Buchwitz M.,University of Leicester |
Reuter M.,University of Leicester |
Schneising O.,University of Leicester |
Boesch H.,SRON Netherlands Institute for Space Research |
And 46 more authors.
Remote Sensing of Environment | Year: 2015
The GHG-CCI project is one of several projects of the European Space Agency's (ESA) Climate Change Initiative (CCI). The goal of the CCI is to generate and deliver data sets of various satellite-derived Essential Climate Variables (ECVs) in line with GCOS (Global Climate Observing System) requirements. The "ECV Greenhouse Gases" (ECV GHG) is the global distribution of important climate relevant gases - atmospheric CO2 and CH4 - with a quality sufficient to obtain information on regional CO2 and CH4 sources and sinks. Two satellite instruments deliver the main input data for GHG-CCI: SCIAMACHY/ENVISAT and TANSO-FTS/GOSAT. The first order priority goal of GHG-CCI is the further development of retrieval algorithms for near-surface-sensitive column-averaged dry air mole fractions of CO2 and CH4, denoted XCO2 and XCH4, to meet the demanding user requirements. GHG-CCI focuses on four core data products: XCO2 from SCIAMACHY and TANSO and XCH4 from the same two sensors.
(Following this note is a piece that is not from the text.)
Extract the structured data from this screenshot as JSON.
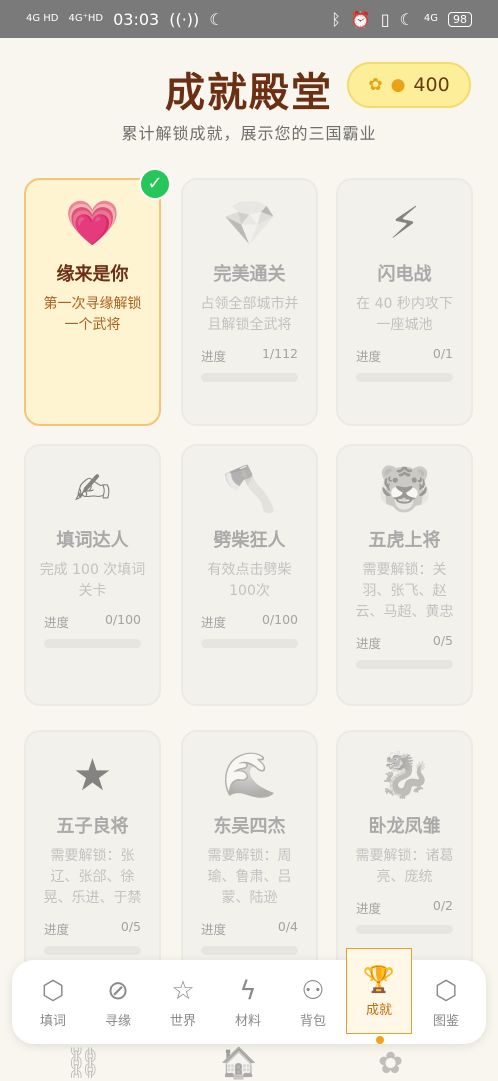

For each of the four core data products at least two candidate retrieval algorithms have been independently further developed and the corresponding data products have been quality-assessed and inter-compared. This activity is referred to as "Round Robin" (RR) activity within the CCI. The main goal of the RR was to identify for each of the four core products which algorithms should be used to generate the Climate Research Data Package (CRDP). The CRDP will essentially be the first version of the ECV GHG. This manuscript gives an overview of the GHG-CCI RR and related activities. This comprises the establishment of the user requirements, the improvement of the candidate retrieval algorithms and comparisons with ground-based observations and models. The manuscript summarizes the final RR algorithm selection decision and its justification. Comparison with ground-based Total Carbon Column Observing Network (TCCON) data indicates that the "breakthrough" single measurement precision requirement has been met for SCIAMACHY and TANSO XCO2 (<3ppm) and TANSO XCH4 (<17ppb). The achieved relative accuracy for XCH4 is 3-15ppb for SCIAMACHY and 2-8ppb for TANSO depending on algorithm and time period. Meeting the 0.5ppm systematic error requirement for XCO2 remains a challenge: approximately 1ppm has been achieved at the validation sites but also larger differences have been found in regions remote from TCCON. More research is needed to identify the causes for the observed differences. In this context GHG-CCI suggests taking advantage of the ensemble of existing data products, for example, via the EnseMble Median Algorithm (EMMA). © 2013 Elsevier Inc.